Look through the material below and return every line that contains "Mistnost".
====== The data ======
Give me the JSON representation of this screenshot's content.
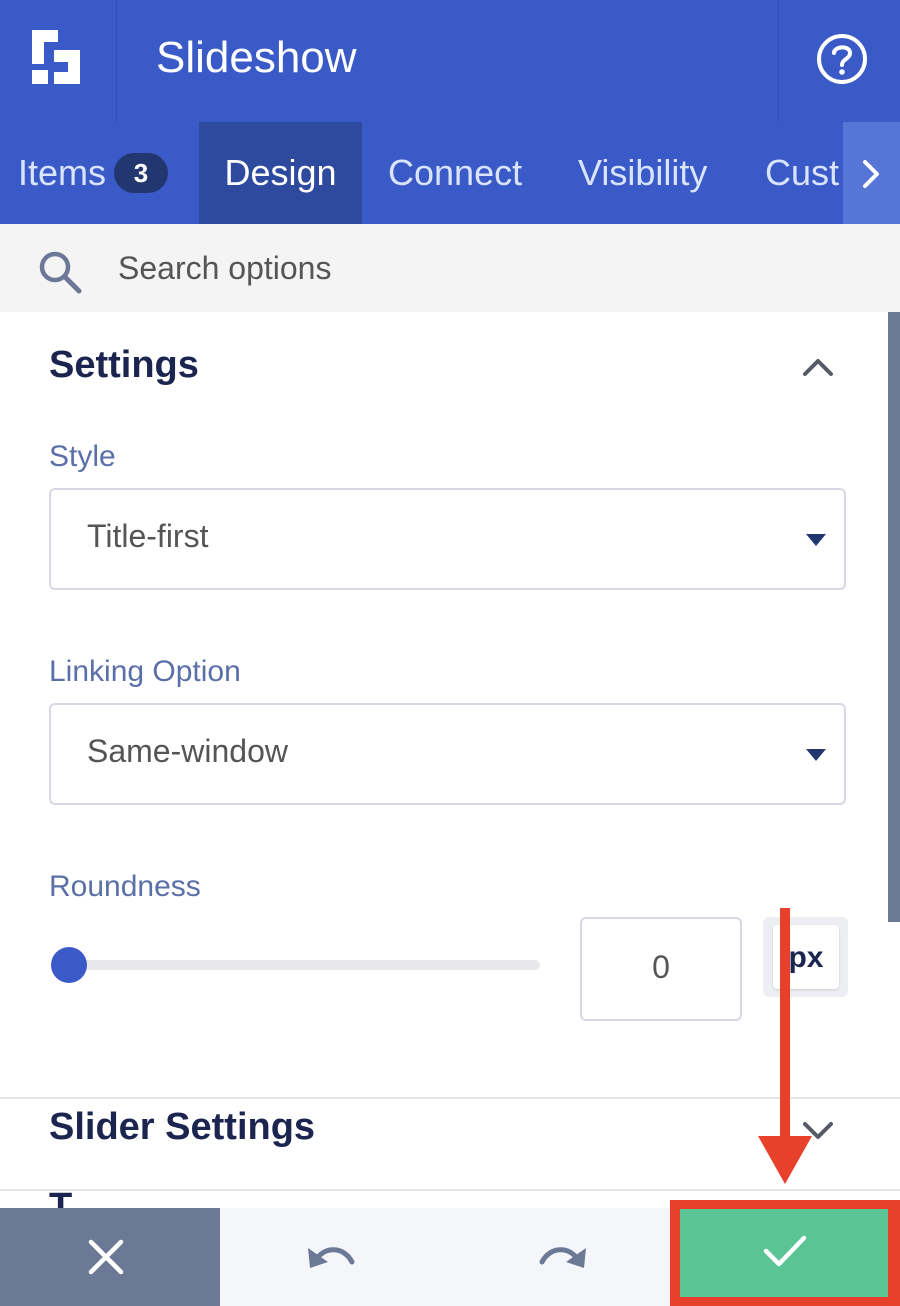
{
  "header": {
    "title": "Slideshow",
    "logo_icon": "builder-logo-icon",
    "help_icon": "help-circle-icon"
  },
  "tabs": [
    {
      "label": "Items",
      "badge": "3"
    },
    {
      "label": "Design",
      "active": true
    },
    {
      "label": "Connect"
    },
    {
      "label": "Visibility"
    },
    {
      "label": "Cust"
    }
  ],
  "search": {
    "placeholder": "Search options"
  },
  "settings": {
    "title": "Settings",
    "style": {
      "label": "Style",
      "value": "Title-first"
    },
    "linking": {
      "label": "Linking Option",
      "value": "Same-window"
    },
    "roundness": {
      "label": "Roundness",
      "value": "0",
      "unit": "px",
      "slider_fraction": 0
    }
  },
  "slider_settings": {
    "title": "Slider Settings"
  },
  "next_section": {
    "title_partial": "T"
  },
  "footer": {
    "cancel_icon": "close-icon",
    "undo_icon": "undo-icon",
    "redo_icon": "redo-icon",
    "save_icon": "check-icon"
  },
  "colors": {
    "header": "#3a5bc7",
    "active_tab": "#2d4a9f",
    "save": "#5bc494",
    "highlight": "#e8412b",
    "cancel": "#6b7896"
  }
}
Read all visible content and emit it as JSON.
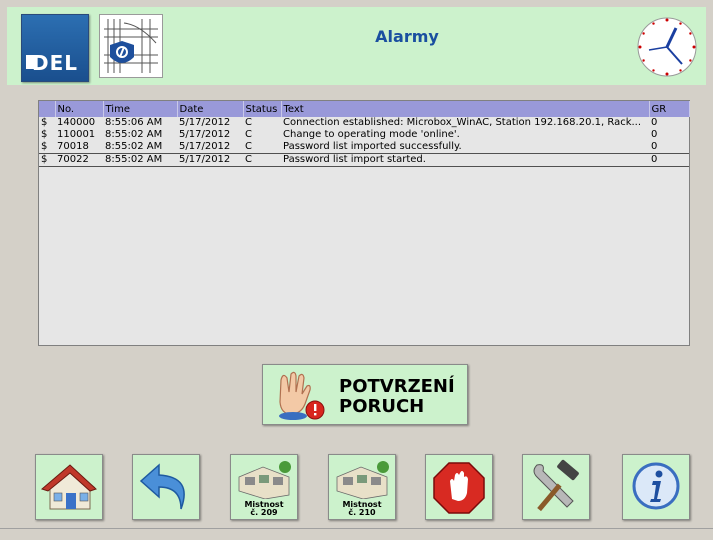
{
  "header": {
    "title": "Alarmy",
    "logo_text": "DEL"
  },
  "alarm_table": {
    "columns": [
      "",
      "No.",
      "Time",
      "Date",
      "Status",
      "Text",
      "GR"
    ],
    "rows": [
      {
        "flag": "$",
        "no": "140000",
        "time": "8:55:06 AM",
        "date": "5/17/2012",
        "status": "C",
        "text": "Connection established: Microbox_WinAC, Station 192.168.20.1, Rack...",
        "gr": "0"
      },
      {
        "flag": "$",
        "no": "110001",
        "time": "8:55:02 AM",
        "date": "5/17/2012",
        "status": "C",
        "text": "Change to operating mode 'online'.",
        "gr": "0"
      },
      {
        "flag": "$",
        "no": "70018",
        "time": "8:55:02 AM",
        "date": "5/17/2012",
        "status": "C",
        "text": "Password list imported successfully.",
        "gr": "0"
      },
      {
        "flag": "$",
        "no": "70022",
        "time": "8:55:02 AM",
        "date": "5/17/2012",
        "status": "C",
        "text": "Password list import started.",
        "gr": "0"
      }
    ]
  },
  "ack_button": {
    "line1": "POTVRZENÍ",
    "line2": "PORUCH"
  },
  "nav": {
    "room_209_line1": "Mistnost",
    "room_209_line2": "č. 209",
    "room_210_line1": "Mistnost",
    "room_210_line2": "č. 210"
  }
}
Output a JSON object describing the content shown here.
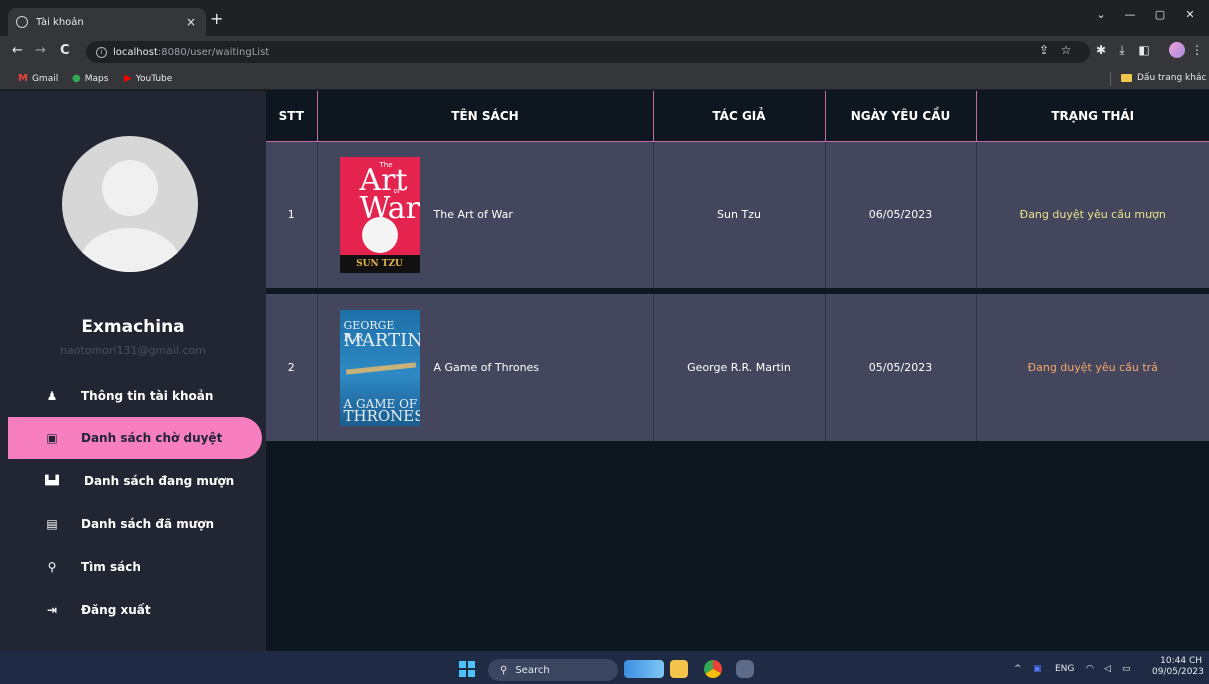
{
  "browser": {
    "tab_title": "Tài khoản",
    "tab_close": "×",
    "new_tab": "+",
    "url_host": "localhost",
    "url_path": ":8080/user/waitingList",
    "bookmarks": [
      "Gmail",
      "Maps",
      "YouTube"
    ],
    "other_bookmarks": "Dấu trang khác",
    "window_controls": [
      "⌄",
      "—",
      "▢",
      "✕"
    ],
    "nav": [
      "←",
      "→",
      "C"
    ]
  },
  "sidebar": {
    "username": "Exmachina",
    "email": "naotomori131@gmail.com",
    "items": [
      {
        "label": "Thông tin tài khoản",
        "icon": "user-icon",
        "glyph": "♟"
      },
      {
        "label": "Danh sách chờ duyệt",
        "icon": "book-bookmark-icon",
        "glyph": "▣"
      },
      {
        "label": "Danh sách đang mượn",
        "icon": "open-book-icon",
        "glyph": "▙▟"
      },
      {
        "label": "Danh sách đã mượn",
        "icon": "book-icon",
        "glyph": "▤"
      },
      {
        "label": "Tìm sách",
        "icon": "search-icon",
        "glyph": "⚲"
      },
      {
        "label": "Đăng xuất",
        "icon": "sign-out-icon",
        "glyph": "⇥"
      }
    ],
    "active_index": 1
  },
  "table": {
    "headers": [
      "STT",
      "TÊN SÁCH",
      "TÁC GIẢ",
      "NGÀY YÊU CẦU",
      "TRẠNG THÁI"
    ],
    "rows": [
      {
        "stt": "1",
        "title": "The Art of War",
        "author": "Sun Tzu",
        "date": "06/05/2023",
        "status": "Đang duyệt yêu cầu mượn",
        "cover_text": [
          "The",
          "Art",
          "of",
          "War",
          "SUN TZU"
        ]
      },
      {
        "stt": "2",
        "title": "A Game of Thrones",
        "author": "George R.R. Martin",
        "date": "05/05/2023",
        "status": "Đang duyệt yêu cầu trả",
        "cover_text": [
          "GEORGE R.R.",
          "MARTIN",
          "A GAME OF",
          "THRONES"
        ]
      }
    ]
  },
  "taskbar": {
    "search": "Search",
    "lang": "ENG",
    "time": "10:44 CH",
    "date": "09/05/2023"
  },
  "colors": {
    "accent": "#f77fc0",
    "status_borrow": "#e9e38a",
    "status_return": "#f4a86b",
    "sidebar_bg": "#222532",
    "row_bg": "#44465d"
  }
}
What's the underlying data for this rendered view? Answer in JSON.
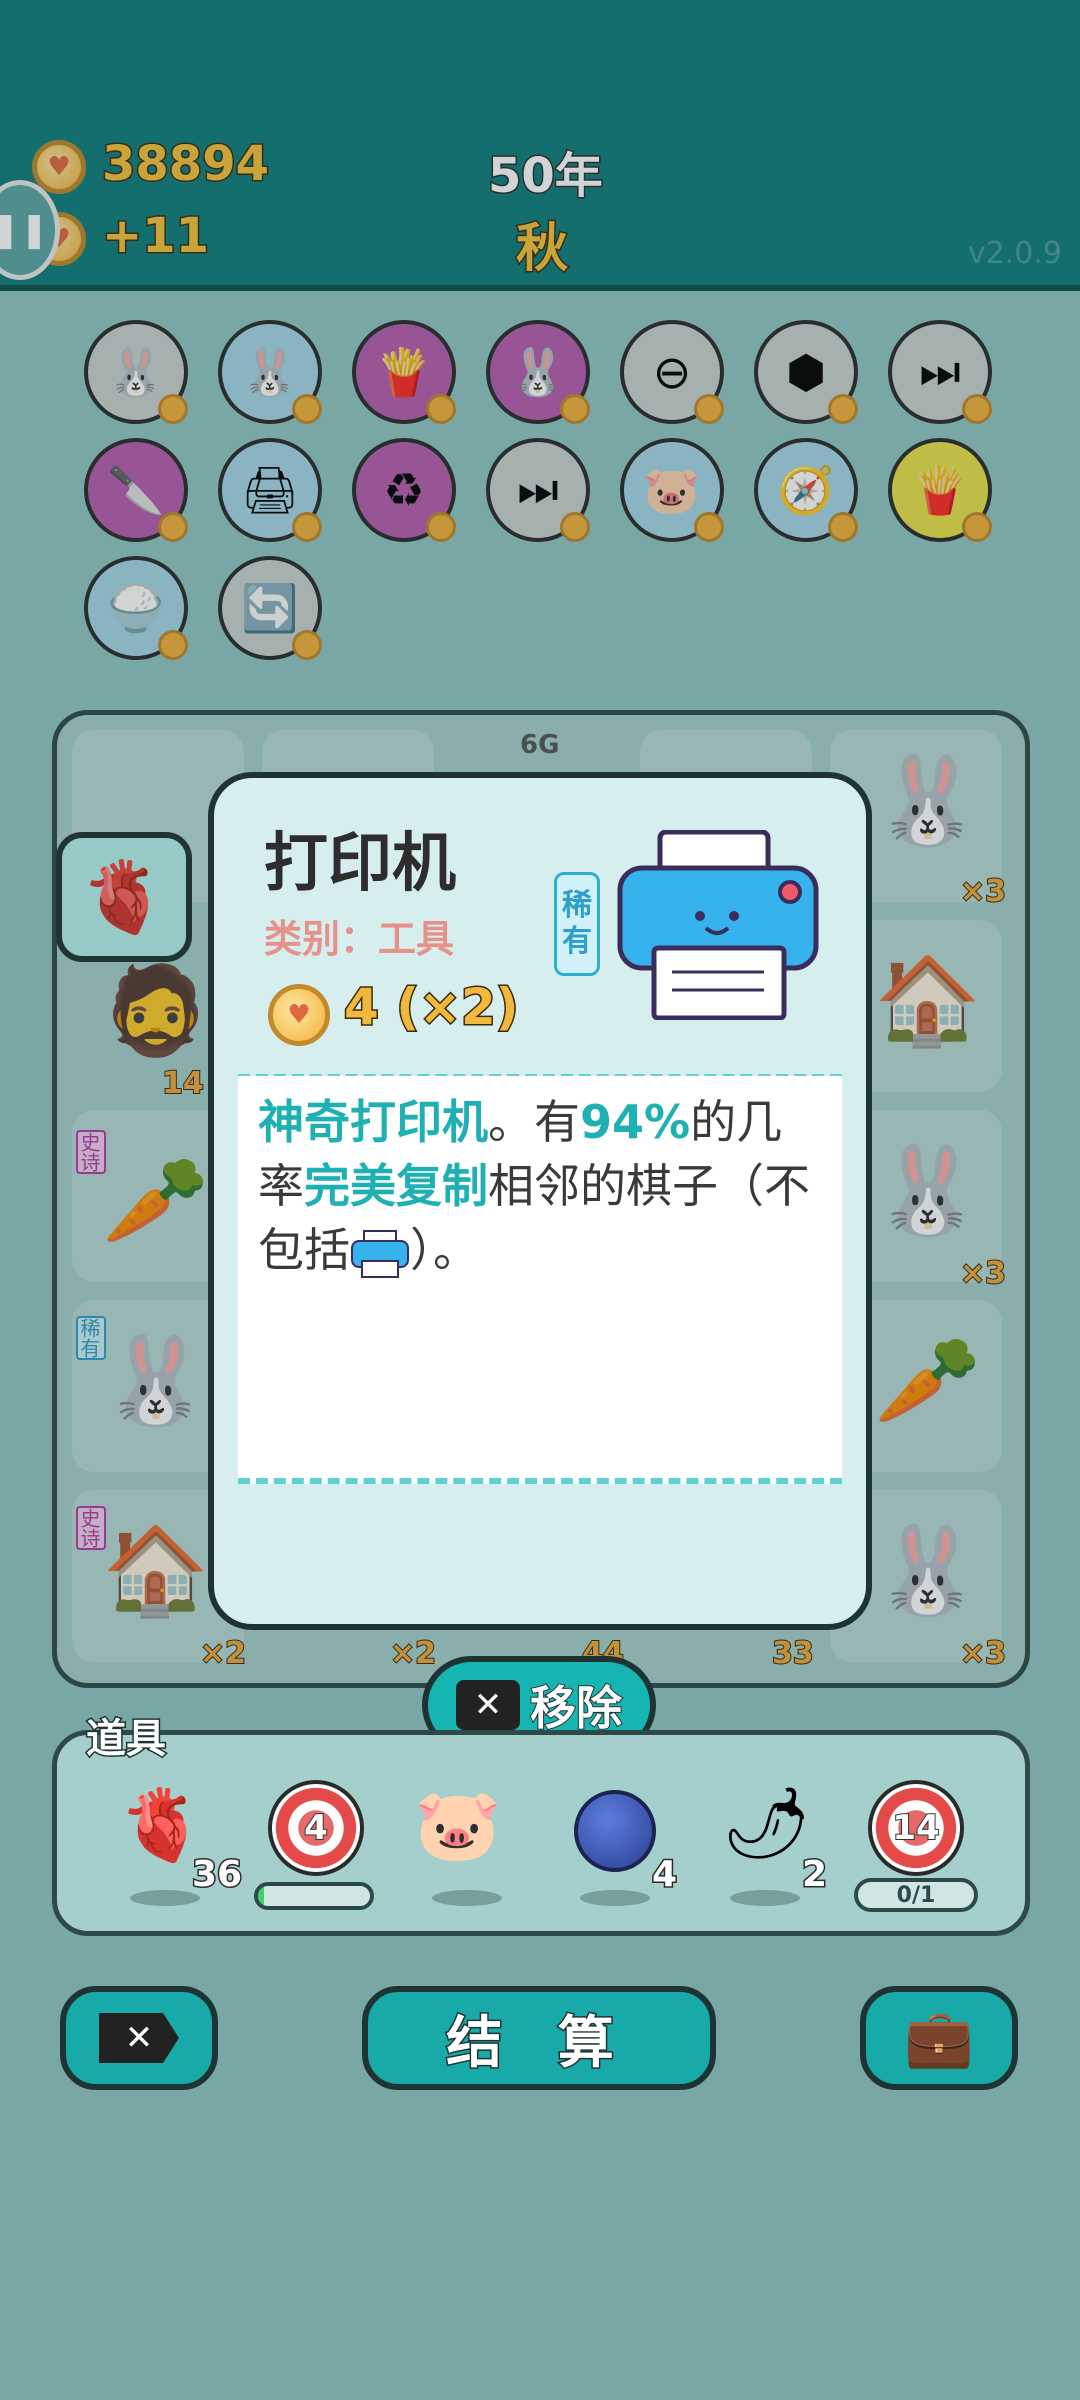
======
**Final answer:**
    "room_209_line1": "Mistnost",
    "room_210_line1": "Mistnost",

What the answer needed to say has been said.